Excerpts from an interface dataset
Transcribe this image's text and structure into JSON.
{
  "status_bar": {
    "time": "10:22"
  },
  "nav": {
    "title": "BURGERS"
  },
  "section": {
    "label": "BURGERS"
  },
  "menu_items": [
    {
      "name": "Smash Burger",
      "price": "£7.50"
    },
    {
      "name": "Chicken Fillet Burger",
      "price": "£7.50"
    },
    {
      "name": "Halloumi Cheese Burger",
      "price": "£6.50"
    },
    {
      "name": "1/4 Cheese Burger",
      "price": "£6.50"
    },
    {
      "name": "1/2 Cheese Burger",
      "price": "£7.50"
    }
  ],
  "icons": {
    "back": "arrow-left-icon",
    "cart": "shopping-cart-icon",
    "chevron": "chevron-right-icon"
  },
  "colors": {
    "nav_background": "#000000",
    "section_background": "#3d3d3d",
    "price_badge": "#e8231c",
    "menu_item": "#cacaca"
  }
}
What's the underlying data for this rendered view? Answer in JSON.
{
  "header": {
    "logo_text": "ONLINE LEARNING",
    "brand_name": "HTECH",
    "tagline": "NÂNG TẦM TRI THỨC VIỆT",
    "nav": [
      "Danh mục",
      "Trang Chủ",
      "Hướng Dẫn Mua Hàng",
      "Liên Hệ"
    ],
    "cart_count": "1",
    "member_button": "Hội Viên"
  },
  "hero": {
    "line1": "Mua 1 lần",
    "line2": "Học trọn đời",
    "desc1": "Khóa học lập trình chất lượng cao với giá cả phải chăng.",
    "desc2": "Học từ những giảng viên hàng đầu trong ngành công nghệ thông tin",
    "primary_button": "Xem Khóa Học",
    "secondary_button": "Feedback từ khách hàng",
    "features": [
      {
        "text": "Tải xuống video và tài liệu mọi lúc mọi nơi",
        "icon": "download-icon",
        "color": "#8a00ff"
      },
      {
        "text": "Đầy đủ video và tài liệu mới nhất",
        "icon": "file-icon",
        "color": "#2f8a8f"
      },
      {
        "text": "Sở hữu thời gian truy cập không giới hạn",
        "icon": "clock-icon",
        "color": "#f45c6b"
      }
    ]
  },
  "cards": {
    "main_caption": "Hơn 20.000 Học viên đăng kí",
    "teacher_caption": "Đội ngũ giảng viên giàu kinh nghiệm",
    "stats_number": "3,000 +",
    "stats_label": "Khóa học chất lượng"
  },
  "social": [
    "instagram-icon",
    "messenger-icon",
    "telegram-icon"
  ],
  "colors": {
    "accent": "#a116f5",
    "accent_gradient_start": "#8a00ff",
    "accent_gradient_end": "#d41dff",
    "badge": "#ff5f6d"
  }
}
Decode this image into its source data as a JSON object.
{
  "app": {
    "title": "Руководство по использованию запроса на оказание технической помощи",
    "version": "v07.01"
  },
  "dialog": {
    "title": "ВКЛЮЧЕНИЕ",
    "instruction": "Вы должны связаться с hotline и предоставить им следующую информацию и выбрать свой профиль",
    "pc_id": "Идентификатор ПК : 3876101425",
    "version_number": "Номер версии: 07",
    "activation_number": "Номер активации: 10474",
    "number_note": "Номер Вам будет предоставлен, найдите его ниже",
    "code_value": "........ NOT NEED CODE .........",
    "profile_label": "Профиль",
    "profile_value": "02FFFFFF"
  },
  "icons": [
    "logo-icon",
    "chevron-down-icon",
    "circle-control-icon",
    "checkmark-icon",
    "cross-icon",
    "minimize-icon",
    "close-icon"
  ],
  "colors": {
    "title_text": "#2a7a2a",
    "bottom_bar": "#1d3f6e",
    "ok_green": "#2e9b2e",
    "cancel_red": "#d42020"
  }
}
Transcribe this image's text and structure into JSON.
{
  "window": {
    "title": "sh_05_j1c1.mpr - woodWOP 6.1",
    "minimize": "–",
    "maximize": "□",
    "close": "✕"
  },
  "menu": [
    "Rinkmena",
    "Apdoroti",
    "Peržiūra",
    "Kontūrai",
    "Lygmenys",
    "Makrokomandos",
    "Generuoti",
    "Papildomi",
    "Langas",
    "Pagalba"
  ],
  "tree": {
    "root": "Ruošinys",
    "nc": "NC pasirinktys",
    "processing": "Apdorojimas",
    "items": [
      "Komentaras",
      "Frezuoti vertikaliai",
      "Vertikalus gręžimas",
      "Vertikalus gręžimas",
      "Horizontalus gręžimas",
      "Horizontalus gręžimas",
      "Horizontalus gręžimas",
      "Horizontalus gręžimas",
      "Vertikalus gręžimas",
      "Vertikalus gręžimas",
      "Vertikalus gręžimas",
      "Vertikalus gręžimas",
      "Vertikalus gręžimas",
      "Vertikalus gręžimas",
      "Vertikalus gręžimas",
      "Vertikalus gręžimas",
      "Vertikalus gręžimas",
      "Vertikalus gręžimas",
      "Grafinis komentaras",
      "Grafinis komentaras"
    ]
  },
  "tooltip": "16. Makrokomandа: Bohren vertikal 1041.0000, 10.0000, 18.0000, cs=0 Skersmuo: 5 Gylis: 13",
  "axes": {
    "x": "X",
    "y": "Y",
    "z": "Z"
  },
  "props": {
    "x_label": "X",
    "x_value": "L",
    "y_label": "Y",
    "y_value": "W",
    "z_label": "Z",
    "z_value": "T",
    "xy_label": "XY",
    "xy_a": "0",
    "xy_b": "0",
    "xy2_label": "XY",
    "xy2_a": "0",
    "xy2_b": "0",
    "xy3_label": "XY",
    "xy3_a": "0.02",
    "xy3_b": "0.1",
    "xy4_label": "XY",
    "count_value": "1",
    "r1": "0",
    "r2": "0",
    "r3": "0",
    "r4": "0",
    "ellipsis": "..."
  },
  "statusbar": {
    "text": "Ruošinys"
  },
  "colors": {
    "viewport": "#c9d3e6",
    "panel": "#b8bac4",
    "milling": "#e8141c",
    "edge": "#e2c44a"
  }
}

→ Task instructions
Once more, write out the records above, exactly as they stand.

→ Task response
Transcribe this image's text and structure into JSON.
{
  "status_bar": {
    "time": "10:22"
  },
  "nav": {
    "title": "BURGERS"
  },
  "section": {
    "label": "BURGERS"
  },
  "menu_items": [
    {
      "name": "Smash Burger",
      "price": "£7.50"
    },
    {
      "name": "Chicken Fillet Burger",
      "price": "£7.50"
    },
    {
      "name": "Halloumi Cheese Burger",
      "price": "£6.50"
    },
    {
      "name": "1/4 Cheese Burger",
      "price": "£6.50"
    },
    {
      "name": "1/2 Cheese Burger",
      "price": "£7.50"
    }
  ],
  "icons": {
    "back": "arrow-left-icon",
    "cart": "shopping-cart-icon",
    "chevron": "chevron-right-icon"
  },
  "colors": {
    "nav_background": "#000000",
    "section_background": "#3d3d3d",
    "price_badge": "#e8231c",
    "menu_item": "#cacaca"
  }
}
What's the underlying data for this rendered view? Answer in JSON.
{
  "header": {
    "logo_text": "ONLINE LEARNING",
    "brand_name": "HTECH",
    "tagline": "NÂNG TẦM TRI THỨC VIỆT",
    "nav": [
      "Danh mục",
      "Trang Chủ",
      "Hướng Dẫn Mua Hàng",
      "Liên Hệ"
    ],
    "cart_count": "1",
    "member_button": "Hội Viên"
  },
  "hero": {
    "line1": "Mua 1 lần",
    "line2": "Học trọn đời",
    "desc1": "Khóa học lập trình chất lượng cao với giá cả phải chăng.",
    "desc2": "Học từ những giảng viên hàng đầu trong ngành công nghệ thông tin",
    "primary_button": "Xem Khóa Học",
    "secondary_button": "Feedback từ khách hàng",
    "features": [
      {
        "text": "Tải xuống video và tài liệu mọi lúc mọi nơi",
        "icon": "download-icon",
        "color": "#8a00ff"
      },
      {
        "text": "Đầy đủ video và tài liệu mới nhất",
        "icon": "file-icon",
        "color": "#2f8a8f"
      },
      {
        "text": "Sở hữu thời gian truy cập không giới hạn",
        "icon": "clock-icon",
        "color": "#f45c6b"
      }
    ]
  },
  "cards": {
    "main_caption": "Hơn 20.000 Học viên đăng kí",
    "teacher_caption": "Đội ngũ giảng viên giàu kinh nghiệm",
    "stats_number": "3,000 +",
    "stats_label": "Khóa học chất lượng"
  },
  "social": [
    "instagram-icon",
    "messenger-icon",
    "telegram-icon"
  ],
  "colors": {
    "accent": "#a116f5",
    "accent_gradient_start": "#8a00ff",
    "accent_gradient_end": "#d41dff",
    "badge": "#ff5f6d"
  }
}
Decode this image into its source data as a JSON object.
{
  "app": {
    "title": "Руководство по использованию запроса на оказание технической помощи",
    "version": "v07.01"
  },
  "dialog": {
    "title": "ВКЛЮЧЕНИЕ",
    "instruction": "Вы должны связаться с hotline и предоставить им следующую информацию и выбрать свой профиль",
    "pc_id": "Идентификатор ПК : 3876101425",
    "version_number": "Номер версии: 07",
    "activation_number": "Номер активации: 10474",
    "number_note": "Номер Вам будет предоставлен, найдите его ниже",
    "code_value": "........ NOT NEED CODE .........",
    "profile_label": "Профиль",
    "profile_value": "02FFFFFF"
  },
  "icons": [
    "logo-icon",
    "chevron-down-icon",
    "circle-control-icon",
    "checkmark-icon",
    "cross-icon",
    "minimize-icon",
    "close-icon"
  ],
  "colors": {
    "title_text": "#2a7a2a",
    "bottom_bar": "#1d3f6e",
    "ok_green": "#2e9b2e",
    "cancel_red": "#d42020"
  }
}
Transcribe this image's text and structure into JSON.
{
  "window": {
    "title": "sh_05_j1c1.mpr - woodWOP 6.1",
    "minimize": "–",
    "maximize": "□",
    "close": "✕"
  },
  "menu": [
    "Rinkmena",
    "Apdoroti",
    "Peržiūra",
    "Kontūrai",
    "Lygmenys",
    "Makrokomandos",
    "Generuoti",
    "Papildomi",
    "Langas",
    "Pagalba"
  ],
  "tree": {
    "root": "Ruošinys",
    "nc": "NC pasirinktys",
    "processing": "Apdorojimas",
    "items": [
      "Komentaras",
      "Frezuoti vertikaliai",
      "Vertikalus gręžimas",
      "Vertikalus gręžimas",
      "Horizontalus gręžimas",
      "Horizontalus gręžimas",
      "Horizontalus gręžimas",
      "Horizontalus gręžimas",
      "Vertikalus gręžimas",
      "Vertikalus gręžimas",
      "Vertikalus gręžimas",
      "Vertikalus gręžimas",
      "Vertikalus gręžimas",
      "Vertikalus gręžimas",
      "Vertikalus gręžimas",
      "Vertikalus gręžimas",
      "Vertikalus gręžimas",
      "Vertikalus gręžimas",
      "Grafinis komentaras",
      "Grafinis komentaras"
    ]
  },
  "tooltip": "16. Makrokomandа: Bohren vertikal 1041.0000, 10.0000, 18.0000, cs=0 Skersmuo: 5 Gylis: 13",
  "axes": {
    "x": "X",
    "y": "Y",
    "z": "Z"
  },
  "props": {
    "x_label": "X",
    "x_value": "L",
    "y_label": "Y",
    "y_value": "W",
    "z_label": "Z",
    "z_value": "T",
    "xy_label": "XY",
    "xy_a": "0",
    "xy_b": "0",
    "xy2_label": "XY",
    "xy2_a": "0",
    "xy2_b": "0",
    "xy3_label": "XY",
    "xy3_a": "0.02",
    "xy3_b": "0.1",
    "xy4_label": "XY",
    "count_value": "1",
    "r1": "0",
    "r2": "0",
    "r3": "0",
    "r4": "0",
    "ellipsis": "..."
  },
  "statusbar": {
    "text": "Ruošinys"
  },
  "colors": {
    "viewport": "#c9d3e6",
    "panel": "#b8bac4",
    "milling": "#e8141c",
    "edge": "#e2c44a"
  }
}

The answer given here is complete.